crystal city textile installation
details & descriptions
be fruitful and multiply
be fruitful and multiply came from a personal exploration of the heritage of my family and community. Historically, Jewish immigrants started out at the bottom of the textile industry, selling rags just to survive. Over time, this evolved into myriad successful businesses. This transition — from insecure subsistence to absolute abundance — has become a cycle. The rise of fast fashion and uninhibited consumerism has given rise to a new form of insecurity. Our culture has become so fruitful, has multiplied so excessively, that we’re now depleting the planet’s resources.
Each panel reflects a different understanding of this narrative. In one, the fabrics are rich, plush, and luxurious; they are markers of wealth. The way they drape over edges and spill out beyond the frame symbolize excess. The embroidered silk brocade at the top is supporting this vision of prosperity, but openness of the following rows suggest that it can’t last forever.
In the next, white rope stretches a densely knit center almost to its limit. The purple figure in the center is bound into an exquisite contortion that feels dangerous and beautiful at the same time; it honors the tension of economic insecurity without ignoring the beauty in survival.
The last panel is a nod to landscape painting. The bands of color evoke the lines of a horizon and ask us to consider the ways in which our excessive consumption affect the earth.
escape from the edges of the dystopian
escape from the edges of the dystopian emerged amidst my angst over the currently accelerating rending of our basic human values. It is about adaptation and finding a safe space within an unforgiving environment. The majority of the materials in this installation are recycled — all of the fabric came from discarded clothing, often the cast offs of people I know. Clothing is a mode of shelter from the outside world, and repurposing it is a call to shelter natural resources from exhaustion. Each item of clothing has a story, and bringing them together to create something new is a way to restore community. The piece as a whole looks like a place a person might enter to find shelter — a reprieve from the profound threats which characterize our contemporary reality.
far reaching broadens the scope of the discussion around excess. It questions the extent of the consequences of this excess; unbridled consumption can become catastrophic. The shape of the piece and the way it moves on its supporting structure make it feel like a sail, rigged to a metal mast. This reference to movement, direction, and space reminds us to make active decisions about where we’re going and think about where our choices will take us.

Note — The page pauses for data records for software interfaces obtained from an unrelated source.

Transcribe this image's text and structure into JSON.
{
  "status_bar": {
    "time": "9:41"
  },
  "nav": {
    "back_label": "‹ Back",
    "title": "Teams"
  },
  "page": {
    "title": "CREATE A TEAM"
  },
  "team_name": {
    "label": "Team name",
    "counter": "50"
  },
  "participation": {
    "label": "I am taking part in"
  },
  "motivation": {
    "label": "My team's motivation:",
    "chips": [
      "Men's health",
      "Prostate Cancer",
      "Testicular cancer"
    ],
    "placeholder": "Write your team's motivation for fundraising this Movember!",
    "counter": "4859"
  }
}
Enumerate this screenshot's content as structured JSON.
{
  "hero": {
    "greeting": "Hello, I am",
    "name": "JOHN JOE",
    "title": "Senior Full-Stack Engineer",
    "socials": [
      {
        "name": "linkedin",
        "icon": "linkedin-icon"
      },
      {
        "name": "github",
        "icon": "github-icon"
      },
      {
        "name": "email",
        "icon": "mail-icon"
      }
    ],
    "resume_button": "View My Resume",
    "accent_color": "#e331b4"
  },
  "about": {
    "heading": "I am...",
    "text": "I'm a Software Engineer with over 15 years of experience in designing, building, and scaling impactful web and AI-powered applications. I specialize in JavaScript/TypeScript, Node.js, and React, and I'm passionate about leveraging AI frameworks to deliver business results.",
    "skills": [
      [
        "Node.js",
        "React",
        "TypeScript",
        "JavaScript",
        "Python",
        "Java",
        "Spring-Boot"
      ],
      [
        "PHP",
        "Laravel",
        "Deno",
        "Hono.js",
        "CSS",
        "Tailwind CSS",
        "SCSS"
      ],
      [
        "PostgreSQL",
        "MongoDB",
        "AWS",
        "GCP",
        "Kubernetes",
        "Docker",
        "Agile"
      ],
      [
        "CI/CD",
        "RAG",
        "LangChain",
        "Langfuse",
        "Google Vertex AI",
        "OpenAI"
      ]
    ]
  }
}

peaceful transitions is an effort to create a sense of place and belonging. It responds to a tradition of rug making in an effort to bring a sense of home into this public space and ease the austerity of its surroundings. It softens the jarring transitions of a fragmented and broken society by making sense of this shattering, thoughtfully reassembling destruction into peaceful patterns. The subtle shifts in tone and texture are a way to make sense of unexpected juxtaposition; shades of gray bridge the gap between light and dark. Putting silks next to sweatshirts helps us find comfort in both.
the truth is buried
This work is truly mixed media, and therefore particularly demonstrative of the power of juxtaposition. Knitting, traditionally designated as domestic labor, is a way to democratize access to the art world, and placing textile art within and around painting is a way to ensure both are on equal footing.
The painting is a visual reference to landscapes and a thematic reference to fake news. We are awash in a sea of distortions — when truths are buried beneath a deluge of lies, it is near impossible to piece together a full picture of reality. The triangles of paper collaged into the canvas are remnants of words, representing the fragmentation of the truth and the effort it takes to compose a unified narrative amidst chaos.
The geometry of the piece as a whole makes it an integral link between peaceful transitions and grappling with instability; stand close to the entrance of the lobby and notice how the fabric behind the truth is buried transforms into an arrow pointing in both directions. Keep moving backwards, and you can see that all three pieces have angles which eventually converge.
grappling with instability
grappling with instability deals again with juxtaposition as a source of conflict and of creation. We see surface textures better when they contrast with each other; the smooth, cold marble highlights the irregular softness of the fabric enveloping it. Draping a signifier of architectural stability — the pillar — in organic material makes it inviting and gives it emotional stability. The nature of the piece and the structure meant it had to be assembled nineteen feet off the ground, so the process of installation was literally unstable and constantly in flux in order to adapt to its environment. Although the piece is tethered to the ceiling, its strength and integrity ultimately comes from the way it’s attached to itself; each stitch supports the next.